Mayor of London Sadiq Khan comes under mounting pressure as the London Assembly demands an investigation into the impact of overseas investment on the capital’s housing market
In a motion agreed on Tuesday (7 June), London Assembly members blamed foreign investment for ‘contributing to the capital’s housing crisis in terms of both affordability and availability’.
The motion adds: ‘The mayor has a duty to fully investigate and report upon overseas investment in London’s housing market… to ensure that homes remain affordable for local people to buy and rent.’
The London Assembly called on Khan to ‘examine the extent to which properties owned by overseas investors are kept empty or unused; and to commission research into the effects of overseas investment on the price, affordability and supply of homes across London as a matter of urgency’.
This comes amid mounting concern over the levels of foreign ownership of homes in London, after it emerged last month that 40,000 properties in the capital belong to offshore companies.
According to the Guardian, the majority of homes in Britain’s tallest residential skyscraper - The Tower, One St George’s Wharf in Vauxhall designed by Broadway Malyan - are foreign-owned and many only lived in for part of the year.
The revelations prompted Khan to attack the use of homes as ‘gold bricks for investment’ by some overseas buyers.
Building 50,000 homes a year, to be offered to Londoners first; making half of all new homes ‘truly affordable; and a ‘Homes for Londoners’ living rent set at a third of the average local wage, are among Khan’s policies.
Responding to calls for an investigation into foreign ownership of homes in London, James Murray, deputy mayor for housing, said: ‘Sadiq Khan was elected on a mandate to fix London’s housing crisis and he is already working closely with partners from across the sector to build more genuinely affordable homes for Londoners and put right the appalling housing mess left behind by his predecessor. The mayor welcomes foreign investment into London property if it results in more genuinely affordable homes being built for Londoners.’
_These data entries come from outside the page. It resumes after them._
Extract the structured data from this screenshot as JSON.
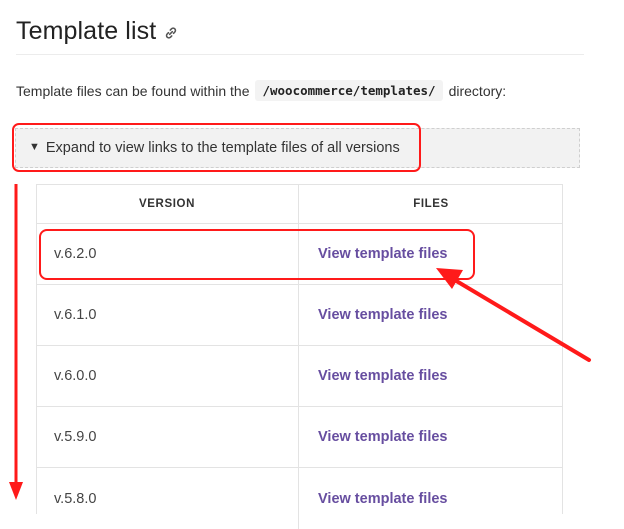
{
  "heading": {
    "title": "Template list",
    "link_icon": "link-icon"
  },
  "intro": {
    "before": "Template files can be found within the",
    "code": "/woocommerce/templates/",
    "after": "directory:"
  },
  "details": {
    "summary": "Expand to view links to the template files of all versions",
    "toggle_glyph": "▼"
  },
  "table": {
    "headers": [
      "VERSION",
      "FILES"
    ],
    "rows": [
      {
        "version": "v.6.2.0",
        "link": "View template files"
      },
      {
        "version": "v.6.1.0",
        "link": "View template files"
      },
      {
        "version": "v.6.0.0",
        "link": "View template files"
      },
      {
        "version": "v.5.9.0",
        "link": "View template files"
      },
      {
        "version": "v.5.8.0",
        "link": "View template files"
      }
    ]
  },
  "colors": {
    "link": "#674ea0",
    "annotation": "#ff1a1a",
    "summary_bg": "#f2f2f2"
  }
}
He added: ’However, he is deeply concerned that the capital appears to be a leading destination for many of the world’s off-shore companies, with many new homes appearing to be left empty. He has begun to look into how best to approach this matter, and he is calling on the government to ensure that all foreign companies are as transparent as UK companies if they wish to hold property titles in the UK.’
Caroline Pidgeon, the Liberal Democrat member of the London Assembly who proposed the motion, said: ‘The primary reason for investigating the real impact of overseas investment in London’s property sector is that we need to fully understand its impact on the price, affordability and supply for Londoners. Properly examining these issues should also reveal the driving force behind the design of some of London’s new buildings.’
Peter Murray, chairman of New London Architecture, told the AJ: ‘I would welcome proper research. I would not want to put off overseas investors but we need to make sure that we get the right amount of affordable housing and we tax people who leave places empty.’
Merely investigating foreign ownership of the capital’s housing stock does not go far enough, according to Simon Elmer of campaign group Architects for Social Housing.
‘Foreign, or indeed, home investment in what have accurately been called ”deposit boxes in the sky” would cease if the land on which to build them was not available,’ he said.
‘That means introducing measures to stop the social cleansing of London’s council estates, for it is on public land administered by local authorities that the vast bulk of London’s luxury apartments for investment, rather than living in, are being built.’